Task directions:
Go through the material below, noting each line where the string "title" appears, and give only the total.

Data for analysis:
★ ★ ★ ★

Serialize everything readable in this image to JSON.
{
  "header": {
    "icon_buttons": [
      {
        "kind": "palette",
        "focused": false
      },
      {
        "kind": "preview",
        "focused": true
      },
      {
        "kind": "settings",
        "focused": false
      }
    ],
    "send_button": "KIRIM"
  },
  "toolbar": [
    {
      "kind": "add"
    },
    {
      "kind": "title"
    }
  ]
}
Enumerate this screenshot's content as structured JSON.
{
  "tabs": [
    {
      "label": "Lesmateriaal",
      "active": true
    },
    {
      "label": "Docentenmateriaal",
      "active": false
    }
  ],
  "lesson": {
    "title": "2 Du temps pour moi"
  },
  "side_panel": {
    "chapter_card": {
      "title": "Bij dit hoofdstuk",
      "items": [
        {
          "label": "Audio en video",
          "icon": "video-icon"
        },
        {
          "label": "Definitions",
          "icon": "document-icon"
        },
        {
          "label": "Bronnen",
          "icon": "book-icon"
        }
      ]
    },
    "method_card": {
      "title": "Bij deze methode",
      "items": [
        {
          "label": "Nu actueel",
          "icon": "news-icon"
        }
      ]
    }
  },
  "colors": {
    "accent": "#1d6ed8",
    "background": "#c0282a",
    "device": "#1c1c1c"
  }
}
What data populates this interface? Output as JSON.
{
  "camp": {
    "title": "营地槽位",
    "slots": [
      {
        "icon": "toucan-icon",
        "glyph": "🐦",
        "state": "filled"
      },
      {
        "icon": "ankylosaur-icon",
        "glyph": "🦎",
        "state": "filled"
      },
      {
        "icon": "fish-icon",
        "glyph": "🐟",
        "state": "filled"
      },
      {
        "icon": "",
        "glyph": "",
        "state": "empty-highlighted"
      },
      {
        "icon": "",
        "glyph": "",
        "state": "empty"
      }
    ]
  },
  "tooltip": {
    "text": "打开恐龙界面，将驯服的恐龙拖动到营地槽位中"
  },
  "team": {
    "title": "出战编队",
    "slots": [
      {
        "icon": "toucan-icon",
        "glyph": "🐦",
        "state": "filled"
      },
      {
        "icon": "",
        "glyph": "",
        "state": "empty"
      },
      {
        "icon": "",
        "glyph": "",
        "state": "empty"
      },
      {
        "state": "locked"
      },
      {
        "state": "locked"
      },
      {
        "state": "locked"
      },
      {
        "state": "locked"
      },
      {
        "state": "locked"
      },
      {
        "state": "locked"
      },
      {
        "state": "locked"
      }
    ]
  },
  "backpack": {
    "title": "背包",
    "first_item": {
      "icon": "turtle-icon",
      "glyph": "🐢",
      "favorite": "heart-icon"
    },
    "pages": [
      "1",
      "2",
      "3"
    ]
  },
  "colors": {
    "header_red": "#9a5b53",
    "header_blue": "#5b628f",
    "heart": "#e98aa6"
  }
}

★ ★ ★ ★

Exercise solution:
7